The data.
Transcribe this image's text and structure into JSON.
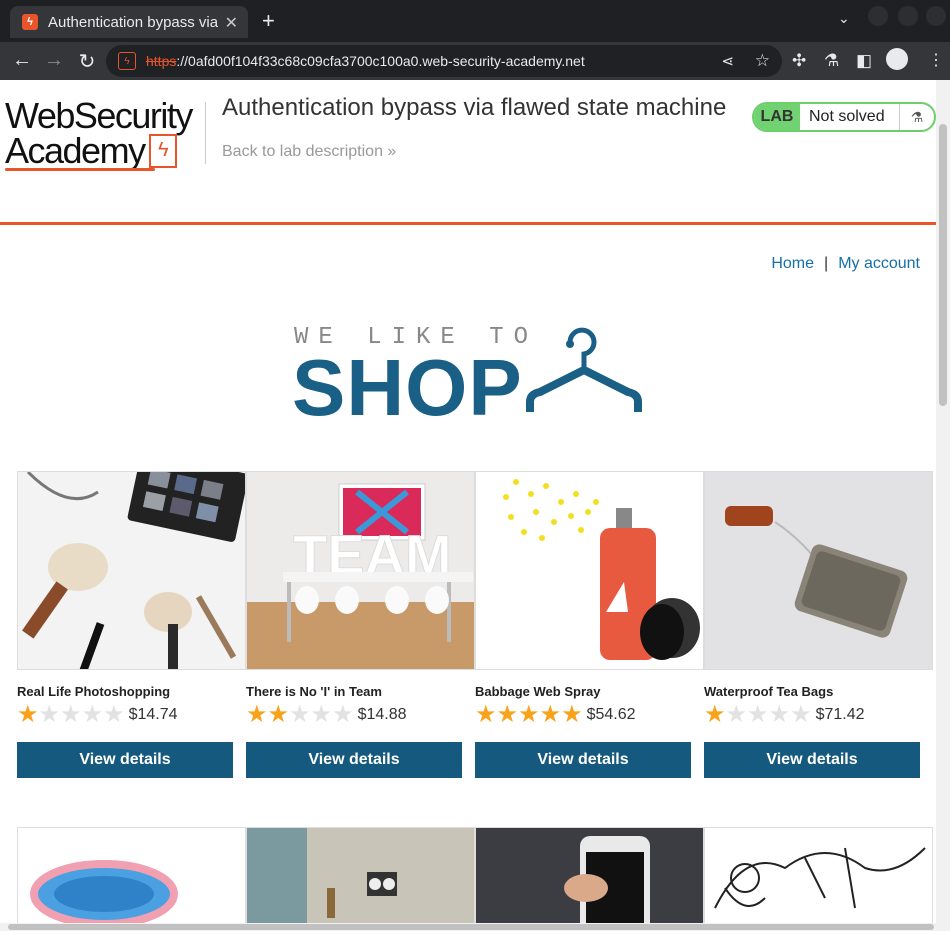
{
  "browser": {
    "tab_title": "Authentication bypass via flawed state machine",
    "url_protocol": "https",
    "url_host": "://0afd00f104f33c68c09cfa3700c100a0.web-security-academy.net"
  },
  "header": {
    "logo_line1": "WebSecurity",
    "logo_line2": "Academy",
    "lab_title": "Authentication bypass via flawed state machine",
    "back_link": "Back to lab description »",
    "badge_lab": "LAB",
    "badge_status": "Not solved"
  },
  "nav": {
    "home": "Home",
    "separator": "|",
    "my_account": "My account"
  },
  "hero": {
    "tagline": "WE LIKE TO",
    "title": "SHOP"
  },
  "products": [
    {
      "name": "Real Life Photoshopping",
      "rating": 1,
      "price": "$14.74",
      "button": "View details"
    },
    {
      "name": "There is No 'I' in Team",
      "rating": 2,
      "price": "$14.88",
      "button": "View details"
    },
    {
      "name": "Babbage Web Spray",
      "rating": 5,
      "price": "$54.62",
      "button": "View details"
    },
    {
      "name": "Waterproof Tea Bags",
      "rating": 1,
      "price": "$71.42",
      "button": "View details"
    }
  ],
  "colors": {
    "accent": "#e8552a",
    "brand_blue": "#155a7e",
    "link": "#1670a8",
    "lab_green": "#70d270",
    "star": "#f8a31b"
  }
}
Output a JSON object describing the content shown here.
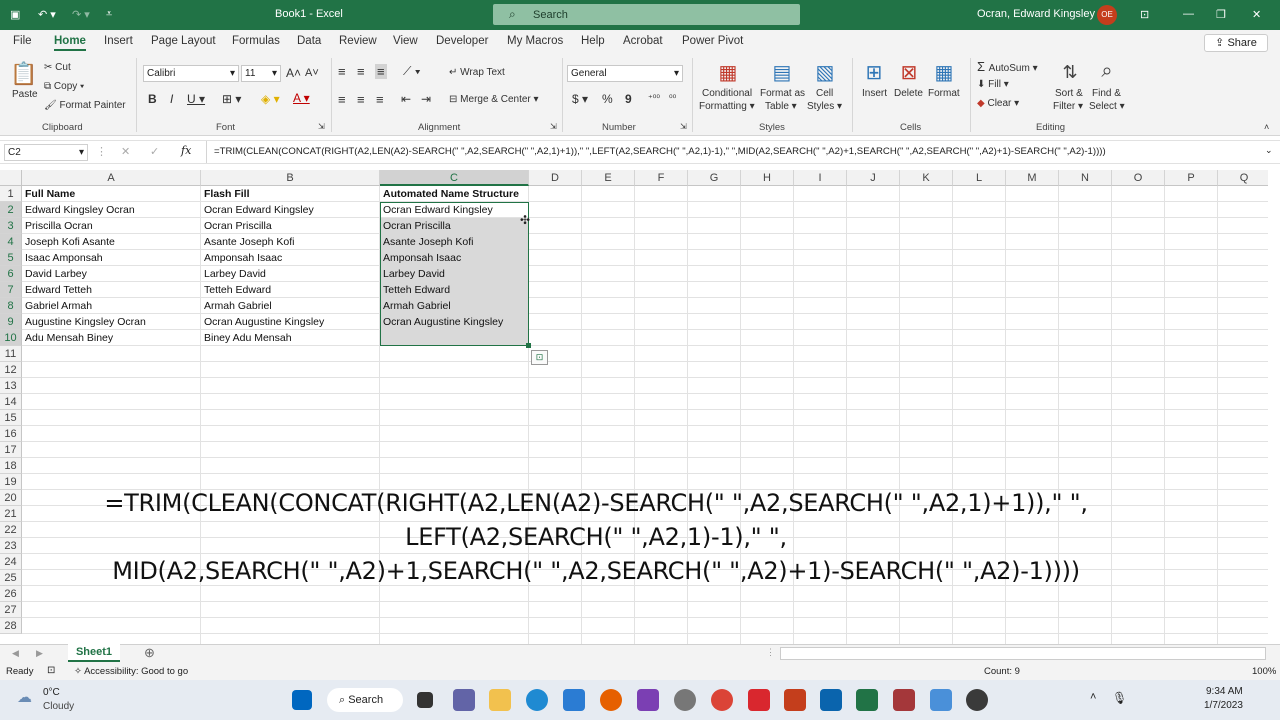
{
  "title": {
    "qat_save": "💾",
    "book": "Book1 - Excel",
    "search": "Search",
    "user": "Ocran, Edward Kingsley K",
    "avatar": "OE"
  },
  "menu": [
    "File",
    "Home",
    "Insert",
    "Page Layout",
    "Formulas",
    "Data",
    "Review",
    "View",
    "Developer",
    "My Macros",
    "Help",
    "Acrobat",
    "Power Pivot"
  ],
  "share": "Share",
  "ribbon": {
    "paste": "Paste",
    "cut": "Cut",
    "copy": "Copy",
    "format_painter": "Format Painter",
    "clipboard": "Clipboard",
    "font_name": "Calibri",
    "font_size": "11",
    "font": "Font",
    "wrap": "Wrap Text",
    "merge": "Merge & Center",
    "alignment": "Alignment",
    "numfmt": "General",
    "number": "Number",
    "cond": "Conditional",
    "cond2": "Formatting",
    "fat": "Format as",
    "fat2": "Table",
    "cs": "Cell",
    "cs2": "Styles",
    "styles": "Styles",
    "insert": "Insert",
    "delete": "Delete",
    "format": "Format",
    "cells": "Cells",
    "autosum": "AutoSum",
    "fill": "Fill",
    "clear": "Clear",
    "sort": "Sort &",
    "sort2": "Filter",
    "find": "Find &",
    "find2": "Select",
    "editing": "Editing"
  },
  "namebox": "C2",
  "formula": "=TRIM(CLEAN(CONCAT(RIGHT(A2,LEN(A2)-SEARCH(\" \",A2,SEARCH(\" \",A2,1)+1)),\" \",LEFT(A2,SEARCH(\" \",A2,1)-1),\" \",MID(A2,SEARCH(\" \",A2)+1,SEARCH(\" \",A2,SEARCH(\" \",A2)+1)-SEARCH(\" \",A2)-1))))",
  "columns": [
    "A",
    "B",
    "C",
    "D",
    "E",
    "F",
    "G",
    "H",
    "I",
    "J",
    "K",
    "L",
    "M",
    "N",
    "O",
    "P",
    "Q"
  ],
  "rows": [
    "1",
    "2",
    "3",
    "4",
    "5",
    "6",
    "7",
    "8",
    "9",
    "10",
    "11",
    "12",
    "13",
    "14",
    "15",
    "16",
    "17",
    "18",
    "19",
    "20",
    "21",
    "22",
    "23",
    "24",
    "25",
    "26",
    "27",
    "28"
  ],
  "headers": {
    "a": "Full Name",
    "b": "Flash Fill",
    "c": "Automated Name Structure"
  },
  "data": [
    [
      "Edward Kingsley Ocran",
      "Ocran Edward Kingsley",
      "Ocran Edward Kingsley"
    ],
    [
      "Priscilla  Ocran",
      "Ocran Priscilla",
      "Ocran Priscilla"
    ],
    [
      "Joseph Kofi Asante",
      "Asante Joseph Kofi",
      "Asante Joseph Kofi"
    ],
    [
      "Isaac  Amponsah",
      "Amponsah Isaac",
      "Amponsah Isaac"
    ],
    [
      "David  Larbey",
      "Larbey David",
      "Larbey David"
    ],
    [
      "Edward  Tetteh",
      "Tetteh Edward",
      "Tetteh Edward"
    ],
    [
      "Gabriel  Armah",
      "Armah Gabriel",
      "Armah Gabriel"
    ],
    [
      "Augustine Kingsley Ocran",
      "Ocran Augustine Kingsley",
      "Ocran Augustine Kingsley"
    ],
    [
      "Adu Mensah Biney",
      "Biney Adu Mensah",
      ""
    ]
  ],
  "overlay": [
    "=TRIM(CLEAN(CONCAT(RIGHT(A2,LEN(A2)-SEARCH(\" \",A2,SEARCH(\" \",A2,1)+1)),\" \",",
    "LEFT(A2,SEARCH(\" \",A2,1)-1),\" \",",
    "MID(A2,SEARCH(\" \",A2)+1,SEARCH(\" \",A2,SEARCH(\" \",A2)+1)-SEARCH(\" \",A2)-1))))"
  ],
  "sheet": "Sheet1",
  "status": {
    "ready": "Ready",
    "access": "Accessibility: Good to go",
    "count": "Count: 9",
    "zoom": "100%"
  },
  "taskbar": {
    "temp": "0°C",
    "weather": "Cloudy",
    "search": "Search",
    "time": "9:34 AM",
    "date": "1/7/2023"
  },
  "colors": {
    "excel_green": "#217346",
    "selection": "#d9d9d9"
  }
}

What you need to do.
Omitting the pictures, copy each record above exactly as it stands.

Answer to this problem.
Transcribe this image's text and structure into JSON.
{
  "browser": {
    "tab_title": "Authentication bypass via flawed state machine",
    "url_protocol": "https",
    "url_host": "://0afd00f104f33c68c09cfa3700c100a0.web-security-academy.net"
  },
  "header": {
    "logo_line1": "WebSecurity",
    "logo_line2": "Academy",
    "lab_title": "Authentication bypass via flawed state machine",
    "back_link": "Back to lab description »",
    "badge_lab": "LAB",
    "badge_status": "Not solved"
  },
  "nav": {
    "home": "Home",
    "separator": "|",
    "my_account": "My account"
  },
  "hero": {
    "tagline": "WE LIKE TO",
    "title": "SHOP"
  },
  "products": [
    {
      "name": "Real Life Photoshopping",
      "rating": 1,
      "price": "$14.74",
      "button": "View details"
    },
    {
      "name": "There is No 'I' in Team",
      "rating": 2,
      "price": "$14.88",
      "button": "View details"
    },
    {
      "name": "Babbage Web Spray",
      "rating": 5,
      "price": "$54.62",
      "button": "View details"
    },
    {
      "name": "Waterproof Tea Bags",
      "rating": 1,
      "price": "$71.42",
      "button": "View details"
    }
  ],
  "colors": {
    "accent": "#e8552a",
    "brand_blue": "#155a7e",
    "link": "#1670a8",
    "lab_green": "#70d270",
    "star": "#f8a31b"
  }
}
Output a JSON object describing the content shown here.
{
  "title": {
    "qat_save": "💾",
    "book": "Book1 - Excel",
    "search": "Search",
    "user": "Ocran, Edward Kingsley K",
    "avatar": "OE"
  },
  "menu": [
    "File",
    "Home",
    "Insert",
    "Page Layout",
    "Formulas",
    "Data",
    "Review",
    "View",
    "Developer",
    "My Macros",
    "Help",
    "Acrobat",
    "Power Pivot"
  ],
  "share": "Share",
  "ribbon": {
    "paste": "Paste",
    "cut": "Cut",
    "copy": "Copy",
    "format_painter": "Format Painter",
    "clipboard": "Clipboard",
    "font_name": "Calibri",
    "font_size": "11",
    "font": "Font",
    "wrap": "Wrap Text",
    "merge": "Merge & Center",
    "alignment": "Alignment",
    "numfmt": "General",
    "number": "Number",
    "cond": "Conditional",
    "cond2": "Formatting",
    "fat": "Format as",
    "fat2": "Table",
    "cs": "Cell",
    "cs2": "Styles",
    "styles": "Styles",
    "insert": "Insert",
    "delete": "Delete",
    "format": "Format",
    "cells": "Cells",
    "autosum": "AutoSum",
    "fill": "Fill",
    "clear": "Clear",
    "sort": "Sort &",
    "sort2": "Filter",
    "find": "Find &",
    "find2": "Select",
    "editing": "Editing"
  },
  "namebox": "C2",
  "formula": "=TRIM(CLEAN(CONCAT(RIGHT(A2,LEN(A2)-SEARCH(\" \",A2,SEARCH(\" \",A2,1)+1)),\" \",LEFT(A2,SEARCH(\" \",A2,1)-1),\" \",MID(A2,SEARCH(\" \",A2)+1,SEARCH(\" \",A2,SEARCH(\" \",A2)+1)-SEARCH(\" \",A2)-1))))",
  "columns": [
    "A",
    "B",
    "C",
    "D",
    "E",
    "F",
    "G",
    "H",
    "I",
    "J",
    "K",
    "L",
    "M",
    "N",
    "O",
    "P",
    "Q"
  ],
  "rows": [
    "1",
    "2",
    "3",
    "4",
    "5",
    "6",
    "7",
    "8",
    "9",
    "10",
    "11",
    "12",
    "13",
    "14",
    "15",
    "16",
    "17",
    "18",
    "19",
    "20",
    "21",
    "22",
    "23",
    "24",
    "25",
    "26",
    "27",
    "28"
  ],
  "headers": {
    "a": "Full Name",
    "b": "Flash Fill",
    "c": "Automated Name Structure"
  },
  "data": [
    [
      "Edward Kingsley Ocran",
      "Ocran Edward Kingsley",
      "Ocran Edward Kingsley"
    ],
    [
      "Priscilla  Ocran",
      "Ocran Priscilla",
      "Ocran Priscilla"
    ],
    [
      "Joseph Kofi Asante",
      "Asante Joseph Kofi",
      "Asante Joseph Kofi"
    ],
    [
      "Isaac  Amponsah",
      "Amponsah Isaac",
      "Amponsah Isaac"
    ],
    [
      "David  Larbey",
      "Larbey David",
      "Larbey David"
    ],
    [
      "Edward  Tetteh",
      "Tetteh Edward",
      "Tetteh Edward"
    ],
    [
      "Gabriel  Armah",
      "Armah Gabriel",
      "Armah Gabriel"
    ],
    [
      "Augustine Kingsley Ocran",
      "Ocran Augustine Kingsley",
      "Ocran Augustine Kingsley"
    ],
    [
      "Adu Mensah Biney",
      "Biney Adu Mensah",
      ""
    ]
  ],
  "overlay": [
    "=TRIM(CLEAN(CONCAT(RIGHT(A2,LEN(A2)-SEARCH(\" \",A2,SEARCH(\" \",A2,1)+1)),\" \",",
    "LEFT(A2,SEARCH(\" \",A2,1)-1),\" \",",
    "MID(A2,SEARCH(\" \",A2)+1,SEARCH(\" \",A2,SEARCH(\" \",A2)+1)-SEARCH(\" \",A2)-1))))"
  ],
  "sheet": "Sheet1",
  "status": {
    "ready": "Ready",
    "access": "Accessibility: Good to go",
    "count": "Count: 9",
    "zoom": "100%"
  },
  "taskbar": {
    "temp": "0°C",
    "weather": "Cloudy",
    "search": "Search",
    "time": "9:34 AM",
    "date": "1/7/2023"
  },
  "colors": {
    "excel_green": "#217346",
    "selection": "#d9d9d9"
  }
}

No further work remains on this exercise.